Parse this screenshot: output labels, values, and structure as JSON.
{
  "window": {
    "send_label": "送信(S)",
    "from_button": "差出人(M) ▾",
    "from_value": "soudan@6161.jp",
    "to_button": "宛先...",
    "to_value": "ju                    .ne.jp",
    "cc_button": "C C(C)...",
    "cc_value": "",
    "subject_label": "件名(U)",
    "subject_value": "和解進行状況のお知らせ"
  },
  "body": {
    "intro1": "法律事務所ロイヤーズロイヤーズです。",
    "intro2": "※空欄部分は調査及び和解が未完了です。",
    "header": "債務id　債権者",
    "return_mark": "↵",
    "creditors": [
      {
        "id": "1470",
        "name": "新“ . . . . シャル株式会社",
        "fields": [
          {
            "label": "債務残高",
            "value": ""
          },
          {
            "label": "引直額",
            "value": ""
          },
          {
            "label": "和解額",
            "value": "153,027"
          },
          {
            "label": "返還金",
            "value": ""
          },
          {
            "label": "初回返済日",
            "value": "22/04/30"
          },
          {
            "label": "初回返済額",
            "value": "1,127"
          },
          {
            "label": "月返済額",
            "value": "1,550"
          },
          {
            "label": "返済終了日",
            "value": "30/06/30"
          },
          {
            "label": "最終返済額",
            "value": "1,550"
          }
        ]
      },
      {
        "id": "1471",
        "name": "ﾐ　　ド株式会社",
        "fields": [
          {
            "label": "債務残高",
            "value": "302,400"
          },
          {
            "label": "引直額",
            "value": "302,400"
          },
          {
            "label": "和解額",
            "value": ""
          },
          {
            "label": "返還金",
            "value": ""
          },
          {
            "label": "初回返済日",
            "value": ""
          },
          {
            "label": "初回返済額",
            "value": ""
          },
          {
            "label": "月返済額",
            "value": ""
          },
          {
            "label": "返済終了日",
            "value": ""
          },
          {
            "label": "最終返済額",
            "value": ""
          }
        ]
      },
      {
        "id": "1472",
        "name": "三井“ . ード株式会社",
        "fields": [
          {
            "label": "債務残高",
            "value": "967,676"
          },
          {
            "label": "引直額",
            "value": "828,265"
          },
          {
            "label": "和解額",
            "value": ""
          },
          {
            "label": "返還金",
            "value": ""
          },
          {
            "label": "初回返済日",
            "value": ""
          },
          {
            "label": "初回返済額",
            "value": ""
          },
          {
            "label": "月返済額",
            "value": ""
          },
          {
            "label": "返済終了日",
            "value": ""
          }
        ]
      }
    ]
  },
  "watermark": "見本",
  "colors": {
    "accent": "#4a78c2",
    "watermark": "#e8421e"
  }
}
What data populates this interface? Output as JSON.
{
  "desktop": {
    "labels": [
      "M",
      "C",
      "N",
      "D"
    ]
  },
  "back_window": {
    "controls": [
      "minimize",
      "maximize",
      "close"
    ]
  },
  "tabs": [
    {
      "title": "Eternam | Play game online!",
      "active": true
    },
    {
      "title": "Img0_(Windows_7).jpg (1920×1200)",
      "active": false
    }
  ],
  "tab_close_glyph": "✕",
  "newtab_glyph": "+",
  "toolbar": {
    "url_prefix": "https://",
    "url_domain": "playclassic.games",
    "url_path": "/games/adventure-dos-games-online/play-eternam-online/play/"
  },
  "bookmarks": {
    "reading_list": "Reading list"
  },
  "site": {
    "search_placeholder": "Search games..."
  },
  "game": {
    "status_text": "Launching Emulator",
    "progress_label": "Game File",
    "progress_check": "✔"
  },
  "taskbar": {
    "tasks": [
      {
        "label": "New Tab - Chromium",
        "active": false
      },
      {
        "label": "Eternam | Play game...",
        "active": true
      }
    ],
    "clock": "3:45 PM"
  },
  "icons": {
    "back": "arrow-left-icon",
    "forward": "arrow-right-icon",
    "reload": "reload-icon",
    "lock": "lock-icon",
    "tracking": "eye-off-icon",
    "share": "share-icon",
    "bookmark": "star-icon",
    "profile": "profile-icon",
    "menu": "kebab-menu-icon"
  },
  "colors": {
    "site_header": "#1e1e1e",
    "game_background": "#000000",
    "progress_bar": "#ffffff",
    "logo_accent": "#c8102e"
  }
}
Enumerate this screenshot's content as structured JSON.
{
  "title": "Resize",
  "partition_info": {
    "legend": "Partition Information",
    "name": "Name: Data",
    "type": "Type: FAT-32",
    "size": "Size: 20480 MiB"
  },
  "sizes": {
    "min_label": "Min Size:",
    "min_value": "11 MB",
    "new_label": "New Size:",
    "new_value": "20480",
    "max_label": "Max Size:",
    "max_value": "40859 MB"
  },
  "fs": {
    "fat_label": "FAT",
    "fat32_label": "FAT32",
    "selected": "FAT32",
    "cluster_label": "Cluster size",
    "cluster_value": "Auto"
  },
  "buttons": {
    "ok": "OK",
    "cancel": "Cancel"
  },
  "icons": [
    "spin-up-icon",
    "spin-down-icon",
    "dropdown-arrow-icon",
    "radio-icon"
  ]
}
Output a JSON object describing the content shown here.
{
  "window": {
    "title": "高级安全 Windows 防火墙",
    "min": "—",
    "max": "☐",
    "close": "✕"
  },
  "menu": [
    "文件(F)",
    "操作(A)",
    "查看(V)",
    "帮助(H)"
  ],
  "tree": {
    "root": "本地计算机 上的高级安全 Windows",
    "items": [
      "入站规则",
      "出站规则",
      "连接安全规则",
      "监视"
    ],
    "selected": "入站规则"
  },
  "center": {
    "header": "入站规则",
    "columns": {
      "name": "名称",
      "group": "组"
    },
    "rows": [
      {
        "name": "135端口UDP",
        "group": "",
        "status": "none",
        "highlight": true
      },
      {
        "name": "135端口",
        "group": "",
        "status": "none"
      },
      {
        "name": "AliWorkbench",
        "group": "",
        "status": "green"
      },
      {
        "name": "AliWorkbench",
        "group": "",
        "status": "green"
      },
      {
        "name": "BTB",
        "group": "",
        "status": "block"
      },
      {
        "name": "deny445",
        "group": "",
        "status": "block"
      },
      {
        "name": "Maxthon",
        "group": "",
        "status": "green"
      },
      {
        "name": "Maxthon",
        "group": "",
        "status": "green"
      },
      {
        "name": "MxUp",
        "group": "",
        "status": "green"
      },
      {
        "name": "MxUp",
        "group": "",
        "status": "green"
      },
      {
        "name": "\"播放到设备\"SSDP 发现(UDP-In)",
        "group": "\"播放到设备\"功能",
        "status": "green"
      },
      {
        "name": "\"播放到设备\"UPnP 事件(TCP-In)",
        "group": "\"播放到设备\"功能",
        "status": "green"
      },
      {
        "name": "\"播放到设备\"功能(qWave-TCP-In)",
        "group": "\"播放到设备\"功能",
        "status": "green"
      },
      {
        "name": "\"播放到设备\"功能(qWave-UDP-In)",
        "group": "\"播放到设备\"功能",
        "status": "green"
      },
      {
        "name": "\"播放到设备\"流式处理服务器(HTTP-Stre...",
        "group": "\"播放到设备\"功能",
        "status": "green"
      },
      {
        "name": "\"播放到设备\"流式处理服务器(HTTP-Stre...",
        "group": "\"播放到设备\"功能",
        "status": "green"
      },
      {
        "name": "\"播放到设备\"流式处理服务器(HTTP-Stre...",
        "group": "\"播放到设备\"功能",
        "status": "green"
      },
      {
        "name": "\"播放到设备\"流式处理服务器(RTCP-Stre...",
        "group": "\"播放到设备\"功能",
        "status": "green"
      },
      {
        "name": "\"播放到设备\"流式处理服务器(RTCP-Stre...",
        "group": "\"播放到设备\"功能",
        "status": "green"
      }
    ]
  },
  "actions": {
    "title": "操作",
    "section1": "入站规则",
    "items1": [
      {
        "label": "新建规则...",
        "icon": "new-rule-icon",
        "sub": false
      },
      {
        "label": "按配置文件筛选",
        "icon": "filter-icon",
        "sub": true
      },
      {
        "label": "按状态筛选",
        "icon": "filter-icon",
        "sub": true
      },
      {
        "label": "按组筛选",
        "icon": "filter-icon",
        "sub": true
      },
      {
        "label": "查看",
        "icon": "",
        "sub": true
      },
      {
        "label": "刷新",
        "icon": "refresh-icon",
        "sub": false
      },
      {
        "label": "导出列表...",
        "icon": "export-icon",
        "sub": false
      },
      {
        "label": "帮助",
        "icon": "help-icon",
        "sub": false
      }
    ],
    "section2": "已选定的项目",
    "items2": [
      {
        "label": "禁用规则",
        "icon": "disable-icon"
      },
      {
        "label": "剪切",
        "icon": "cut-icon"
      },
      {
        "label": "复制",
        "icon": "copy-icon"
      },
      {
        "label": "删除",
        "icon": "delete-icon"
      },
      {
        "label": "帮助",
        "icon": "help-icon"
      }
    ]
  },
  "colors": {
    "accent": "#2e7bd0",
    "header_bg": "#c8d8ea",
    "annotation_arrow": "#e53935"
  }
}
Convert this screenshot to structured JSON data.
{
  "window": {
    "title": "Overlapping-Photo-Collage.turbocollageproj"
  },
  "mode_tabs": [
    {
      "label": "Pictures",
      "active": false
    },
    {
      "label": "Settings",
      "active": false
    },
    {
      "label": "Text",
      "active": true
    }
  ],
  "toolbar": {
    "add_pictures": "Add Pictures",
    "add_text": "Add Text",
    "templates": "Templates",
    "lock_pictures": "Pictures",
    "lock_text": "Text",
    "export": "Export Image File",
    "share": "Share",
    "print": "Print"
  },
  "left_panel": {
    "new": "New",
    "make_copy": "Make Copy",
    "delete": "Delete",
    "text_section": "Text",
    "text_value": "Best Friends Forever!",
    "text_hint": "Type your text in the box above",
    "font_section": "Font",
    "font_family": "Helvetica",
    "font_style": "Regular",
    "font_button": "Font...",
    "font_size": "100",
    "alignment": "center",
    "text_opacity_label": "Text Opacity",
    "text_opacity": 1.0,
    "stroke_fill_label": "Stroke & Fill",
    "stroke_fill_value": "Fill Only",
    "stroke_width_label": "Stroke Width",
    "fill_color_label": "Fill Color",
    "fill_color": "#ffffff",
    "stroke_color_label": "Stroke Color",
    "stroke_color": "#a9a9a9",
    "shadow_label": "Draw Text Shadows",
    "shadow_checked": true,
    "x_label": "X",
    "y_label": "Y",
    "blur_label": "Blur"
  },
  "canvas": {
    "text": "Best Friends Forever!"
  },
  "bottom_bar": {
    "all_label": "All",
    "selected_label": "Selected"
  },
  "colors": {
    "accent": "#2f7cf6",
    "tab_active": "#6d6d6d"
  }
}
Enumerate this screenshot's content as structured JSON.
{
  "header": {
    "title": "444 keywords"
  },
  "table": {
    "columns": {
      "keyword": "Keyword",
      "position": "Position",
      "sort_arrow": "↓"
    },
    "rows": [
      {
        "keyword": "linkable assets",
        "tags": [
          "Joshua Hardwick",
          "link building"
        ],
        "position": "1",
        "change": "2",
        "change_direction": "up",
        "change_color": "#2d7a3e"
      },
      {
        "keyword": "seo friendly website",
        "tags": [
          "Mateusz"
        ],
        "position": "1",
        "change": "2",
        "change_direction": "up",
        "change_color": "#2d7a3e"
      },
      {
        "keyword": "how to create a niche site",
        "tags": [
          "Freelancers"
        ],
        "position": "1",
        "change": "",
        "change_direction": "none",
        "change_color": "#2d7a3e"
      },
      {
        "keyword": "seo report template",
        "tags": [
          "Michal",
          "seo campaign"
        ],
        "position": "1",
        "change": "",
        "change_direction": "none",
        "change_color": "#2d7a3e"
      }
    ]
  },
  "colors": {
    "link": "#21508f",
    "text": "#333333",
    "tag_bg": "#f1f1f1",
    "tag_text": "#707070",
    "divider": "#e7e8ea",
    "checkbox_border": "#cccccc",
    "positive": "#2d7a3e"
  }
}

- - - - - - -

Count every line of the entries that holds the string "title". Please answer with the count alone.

Output of the exercise:
7